### ACTIVITY
Give all the data again exactly.

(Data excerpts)
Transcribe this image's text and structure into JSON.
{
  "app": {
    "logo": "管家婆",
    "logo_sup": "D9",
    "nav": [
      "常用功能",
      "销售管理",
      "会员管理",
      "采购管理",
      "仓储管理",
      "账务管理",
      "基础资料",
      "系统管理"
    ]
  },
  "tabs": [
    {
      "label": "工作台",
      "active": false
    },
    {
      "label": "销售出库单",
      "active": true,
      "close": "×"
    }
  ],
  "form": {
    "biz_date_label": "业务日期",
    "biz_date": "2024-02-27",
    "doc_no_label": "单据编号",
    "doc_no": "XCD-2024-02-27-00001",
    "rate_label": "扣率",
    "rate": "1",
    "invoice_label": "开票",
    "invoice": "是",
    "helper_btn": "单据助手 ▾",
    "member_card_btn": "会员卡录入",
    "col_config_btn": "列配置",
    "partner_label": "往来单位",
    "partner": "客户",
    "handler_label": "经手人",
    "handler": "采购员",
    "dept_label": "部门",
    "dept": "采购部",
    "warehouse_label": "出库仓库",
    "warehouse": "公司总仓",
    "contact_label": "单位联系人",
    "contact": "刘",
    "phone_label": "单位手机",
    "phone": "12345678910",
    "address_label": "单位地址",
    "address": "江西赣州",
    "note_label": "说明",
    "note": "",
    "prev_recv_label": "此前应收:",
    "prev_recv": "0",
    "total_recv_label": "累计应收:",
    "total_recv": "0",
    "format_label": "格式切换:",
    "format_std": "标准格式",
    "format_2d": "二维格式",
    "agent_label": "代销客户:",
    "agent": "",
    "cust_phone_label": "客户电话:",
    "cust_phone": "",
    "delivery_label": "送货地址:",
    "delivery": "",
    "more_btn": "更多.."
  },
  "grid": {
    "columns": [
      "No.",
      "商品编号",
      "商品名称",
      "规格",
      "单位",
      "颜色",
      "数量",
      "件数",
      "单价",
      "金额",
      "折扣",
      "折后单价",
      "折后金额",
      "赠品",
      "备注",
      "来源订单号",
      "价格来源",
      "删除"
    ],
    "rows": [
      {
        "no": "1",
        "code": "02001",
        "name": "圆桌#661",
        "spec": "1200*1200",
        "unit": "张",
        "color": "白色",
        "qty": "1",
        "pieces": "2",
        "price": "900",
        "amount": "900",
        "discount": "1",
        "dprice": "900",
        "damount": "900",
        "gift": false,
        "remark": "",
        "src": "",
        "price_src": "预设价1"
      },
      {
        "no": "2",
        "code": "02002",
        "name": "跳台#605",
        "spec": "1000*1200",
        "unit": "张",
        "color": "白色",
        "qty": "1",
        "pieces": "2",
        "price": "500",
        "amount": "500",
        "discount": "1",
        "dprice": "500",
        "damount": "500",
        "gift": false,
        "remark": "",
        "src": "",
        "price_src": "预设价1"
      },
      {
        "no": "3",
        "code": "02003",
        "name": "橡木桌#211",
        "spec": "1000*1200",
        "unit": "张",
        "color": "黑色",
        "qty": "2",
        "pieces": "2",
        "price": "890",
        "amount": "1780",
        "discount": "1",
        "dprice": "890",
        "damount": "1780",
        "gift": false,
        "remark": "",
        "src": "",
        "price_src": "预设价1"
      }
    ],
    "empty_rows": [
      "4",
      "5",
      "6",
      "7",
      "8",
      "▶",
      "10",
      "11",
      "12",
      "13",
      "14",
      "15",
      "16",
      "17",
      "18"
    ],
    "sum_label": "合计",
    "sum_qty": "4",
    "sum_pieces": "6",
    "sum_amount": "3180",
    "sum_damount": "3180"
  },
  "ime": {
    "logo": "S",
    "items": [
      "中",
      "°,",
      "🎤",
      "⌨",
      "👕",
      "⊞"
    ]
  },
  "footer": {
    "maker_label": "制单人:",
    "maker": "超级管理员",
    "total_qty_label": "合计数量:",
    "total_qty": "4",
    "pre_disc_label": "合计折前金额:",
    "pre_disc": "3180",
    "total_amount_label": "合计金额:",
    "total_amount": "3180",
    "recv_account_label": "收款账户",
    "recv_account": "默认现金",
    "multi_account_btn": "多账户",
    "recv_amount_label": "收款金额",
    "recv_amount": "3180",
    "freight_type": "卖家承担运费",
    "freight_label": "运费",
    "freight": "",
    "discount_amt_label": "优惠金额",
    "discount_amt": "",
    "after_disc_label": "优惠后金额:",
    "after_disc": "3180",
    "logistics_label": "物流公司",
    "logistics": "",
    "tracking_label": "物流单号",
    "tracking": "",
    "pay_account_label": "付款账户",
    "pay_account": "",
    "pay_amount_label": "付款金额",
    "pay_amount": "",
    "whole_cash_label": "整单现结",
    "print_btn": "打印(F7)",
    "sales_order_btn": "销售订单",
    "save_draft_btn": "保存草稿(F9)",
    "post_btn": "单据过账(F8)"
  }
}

### ANSWER SPACE
Transcribe this image's text and structure into JSON.
{
  "app": {
    "logo": "管家婆",
    "logo_sup": "D9",
    "nav": [
      "常用功能",
      "销售管理",
      "会员管理",
      "采购管理",
      "仓储管理",
      "账务管理",
      "基础资料",
      "系统管理"
    ]
  },
  "tabs": [
    {
      "label": "工作台",
      "active": false
    },
    {
      "label": "销售出库单",
      "active": true,
      "close": "×"
    }
  ],
  "form": {
    "biz_date_label": "业务日期",
    "biz_date": "2024-02-27",
    "doc_no_label": "单据编号",
    "doc_no": "XCD-2024-02-27-00001",
    "rate_label": "扣率",
    "rate": "1",
    "invoice_label": "开票",
    "invoice": "是",
    "helper_btn": "单据助手 ▾",
    "member_card_btn": "会员卡录入",
    "col_config_btn": "列配置",
    "partner_label": "往来单位",
    "partner": "客户",
    "handler_label": "经手人",
    "handler": "采购员",
    "dept_label": "部门",
    "dept": "采购部",
    "warehouse_label": "出库仓库",
    "warehouse": "公司总仓",
    "contact_label": "单位联系人",
    "contact": "刘",
    "phone_label": "单位手机",
    "phone": "12345678910",
    "address_label": "单位地址",
    "address": "江西赣州",
    "note_label": "说明",
    "note": "",
    "prev_recv_label": "此前应收:",
    "prev_recv": "0",
    "total_recv_label": "累计应收:",
    "total_recv": "0",
    "format_label": "格式切换:",
    "format_std": "标准格式",
    "format_2d": "二维格式",
    "agent_label": "代销客户:",
    "agent": "",
    "cust_phone_label": "客户电话:",
    "cust_phone": "",
    "delivery_label": "送货地址:",
    "delivery": "",
    "more_btn": "更多.."
  },
  "grid": {
    "columns": [
      "No.",
      "商品编号",
      "商品名称",
      "规格",
      "单位",
      "颜色",
      "数量",
      "件数",
      "单价",
      "金额",
      "折扣",
      "折后单价",
      "折后金额",
      "赠品",
      "备注",
      "来源订单号",
      "价格来源",
      "删除"
    ],
    "rows": [
      {
        "no": "1",
        "code": "02001",
        "name": "圆桌#661",
        "spec": "1200*1200",
        "unit": "张",
        "color": "白色",
        "qty": "1",
        "pieces": "2",
        "price": "900",
        "amount": "900",
        "discount": "1",
        "dprice": "900",
        "damount": "900",
        "gift": false,
        "remark": "",
        "src": "",
        "price_src": "预设价1"
      },
      {
        "no": "2",
        "code": "02002",
        "name": "跳台#605",
        "spec": "1000*1200",
        "unit": "张",
        "color": "白色",
        "qty": "1",
        "pieces": "2",
        "price": "500",
        "amount": "500",
        "discount": "1",
        "dprice": "500",
        "damount": "500",
        "gift": false,
        "remark": "",
        "src": "",
        "price_src": "预设价1"
      },
      {
        "no": "3",
        "code": "02003",
        "name": "橡木桌#211",
        "spec": "1000*1200",
        "unit": "张",
        "color": "黑色",
        "qty": "2",
        "pieces": "2",
        "price": "890",
        "amount": "1780",
        "discount": "1",
        "dprice": "890",
        "damount": "1780",
        "gift": false,
        "remark": "",
        "src": "",
        "price_src": "预设价1"
      }
    ],
    "empty_rows": [
      "4",
      "5",
      "6",
      "7",
      "8",
      "▶",
      "10",
      "11",
      "12",
      "13",
      "14",
      "15",
      "16",
      "17",
      "18"
    ],
    "sum_label": "合计",
    "sum_qty": "4",
    "sum_pieces": "6",
    "sum_amount": "3180",
    "sum_damount": "3180"
  },
  "ime": {
    "logo": "S",
    "items": [
      "中",
      "°,",
      "🎤",
      "⌨",
      "👕",
      "⊞"
    ]
  },
  "footer": {
    "maker_label": "制单人:",
    "maker": "超级管理员",
    "total_qty_label": "合计数量:",
    "total_qty": "4",
    "pre_disc_label": "合计折前金额:",
    "pre_disc": "3180",
    "total_amount_label": "合计金额:",
    "total_amount": "3180",
    "recv_account_label": "收款账户",
    "recv_account": "默认现金",
    "multi_account_btn": "多账户",
    "recv_amount_label": "收款金额",
    "recv_amount": "3180",
    "freight_type": "卖家承担运费",
    "freight_label": "运费",
    "freight": "",
    "discount_amt_label": "优惠金额",
    "discount_amt": "",
    "after_disc_label": "优惠后金额:",
    "after_disc": "3180",
    "logistics_label": "物流公司",
    "logistics": "",
    "tracking_label": "物流单号",
    "tracking": "",
    "pay_account_label": "付款账户",
    "pay_account": "",
    "pay_amount_label": "付款金额",
    "pay_amount": "",
    "whole_cash_label": "整单现结",
    "print_btn": "打印(F7)",
    "sales_order_btn": "销售订单",
    "save_draft_btn": "保存草稿(F9)",
    "post_btn": "单据过账(F8)"
  }
}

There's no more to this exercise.